ePaper Service

Page 1 Page 2 Page 3 Page 4 Page 5 Page 6 Page 7 Page 8
Desktop, Tablet & Smartphone friendly
Cookies on Cork Independent website
We use cookies to ensure that we give you the best experience on our website. We also use cookies to ensure we show you advertising that is relevant to you. If you continue without changing your settings, we'll assume that you are happy to receive all cookies on the Cork Independent website. However, if you would like to, you can change your cookie settings at any time by amending your browser settings.
How does Cork Independent use cookies?
Cookies enable us to identify your device, or you when you have logged in. We use cookies that are strictly necessary to enable you to move around the site or to provide certain basic features. We use cookies to enhance the functionality of the website by storing your preferences, for example. We also use cookies to help us to improve the performance of our website to provide you with a better user experience.

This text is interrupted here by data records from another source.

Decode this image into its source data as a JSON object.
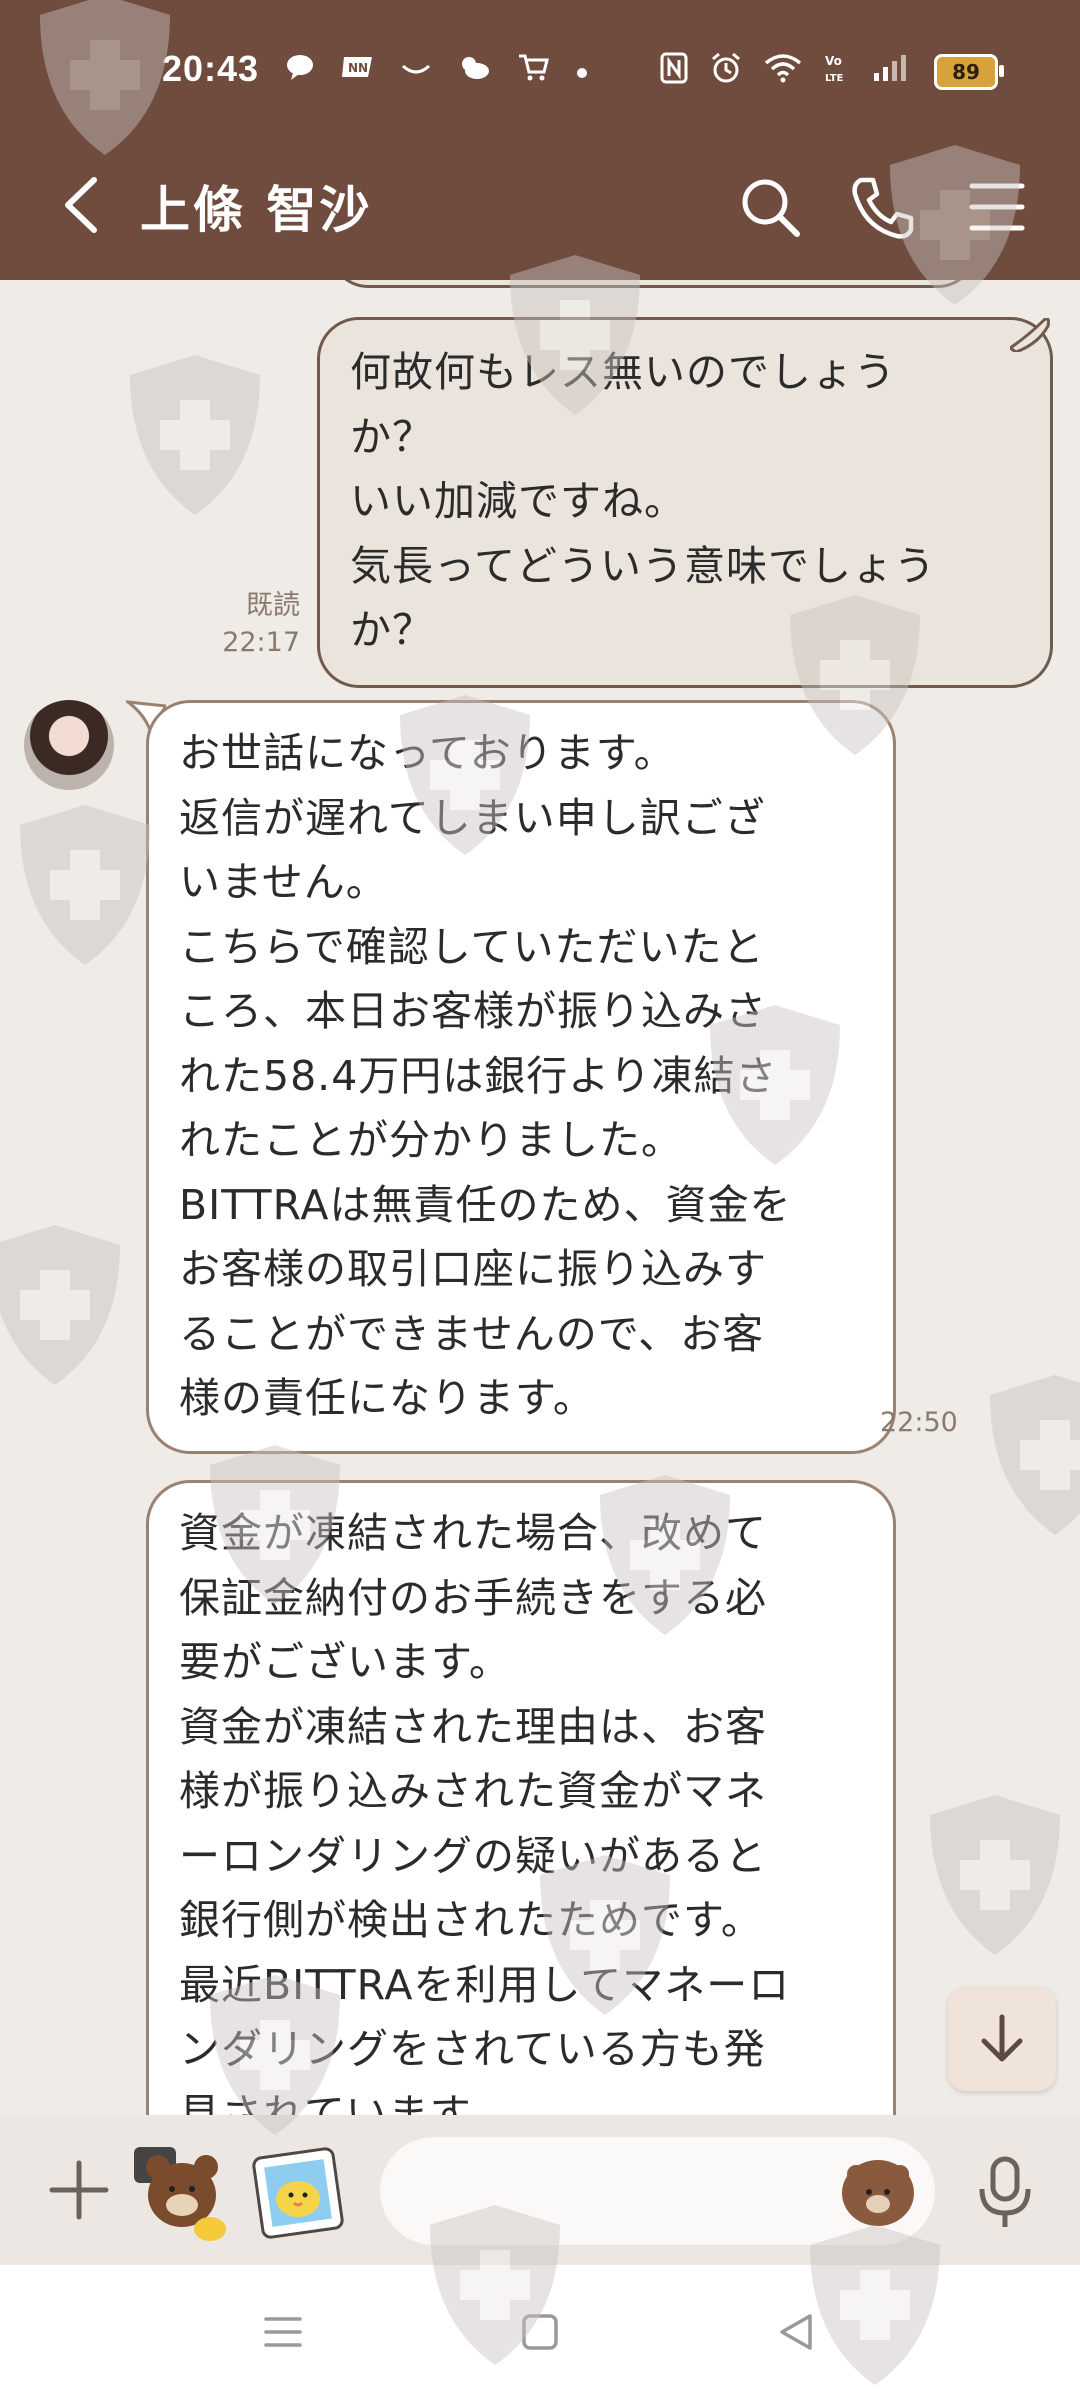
{
  "status_bar": {
    "time": "20:43",
    "battery": "89",
    "left_icons": [
      "chat-notification-icon",
      "news-app-icon",
      "link-icon",
      "weather-icon",
      "shopping-cart-icon",
      "dot-icon"
    ],
    "right_icons": [
      "nfc-icon",
      "alarm-icon",
      "wifi-icon",
      "volte-icon",
      "signal-icon",
      "battery-icon"
    ]
  },
  "header": {
    "contact_name": "上條 智沙",
    "actions": [
      "search-icon",
      "phone-icon",
      "menu-icon"
    ]
  },
  "messages": {
    "sent": {
      "lines": [
        "何故何もレス無いのでしょう",
        "か？",
        "いい加減ですね。",
        "気長ってどういう意味でしょう",
        "か？"
      ],
      "read_label": "既読",
      "time": "22:17"
    },
    "received_1": {
      "lines": [
        "お世話になっております。",
        "返信が遅れてしまい申し訳ござ",
        "いません。",
        "こちらで確認していただいたと",
        "ころ、本日お客様が振り込みさ",
        "れた58.4万円は銀行より凍結さ",
        "れたことが分かりました。",
        "BITTRAは無責任のため、資金を",
        "お客様の取引口座に振り込みす",
        "ることができませんので、お客",
        "様の責任になります。"
      ],
      "time": "22:50"
    },
    "received_2": {
      "lines": [
        "資金が凍結された場合、改めて",
        "保証金納付のお手続きをする必",
        "要がございます。",
        "資金が凍結された理由は、お客",
        "様が振り込みされた資金がマネ",
        "ーロンダリングの疑いがあると",
        "銀行側が検出されたためです。",
        "最近BITTRAを利用してマネーロ",
        "ンダリングをされている方も発",
        "見されています。"
      ]
    }
  },
  "input_bar": {
    "placeholder": "",
    "icons": [
      "plus-icon",
      "sticker-icon",
      "photo-icon",
      "emoji-icon",
      "microphone-icon"
    ]
  },
  "colors": {
    "header_bg": "#6f4c3e",
    "chat_bg": "#efebe6",
    "sent_bubble": "#ebe4dc",
    "received_bubble": "#ffffff"
  }
}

We don't sell the information collected by cookies, nor do we disclose the information to third parties, except where required by law (for example to government bodies and law enforcement agencies).
Hide Message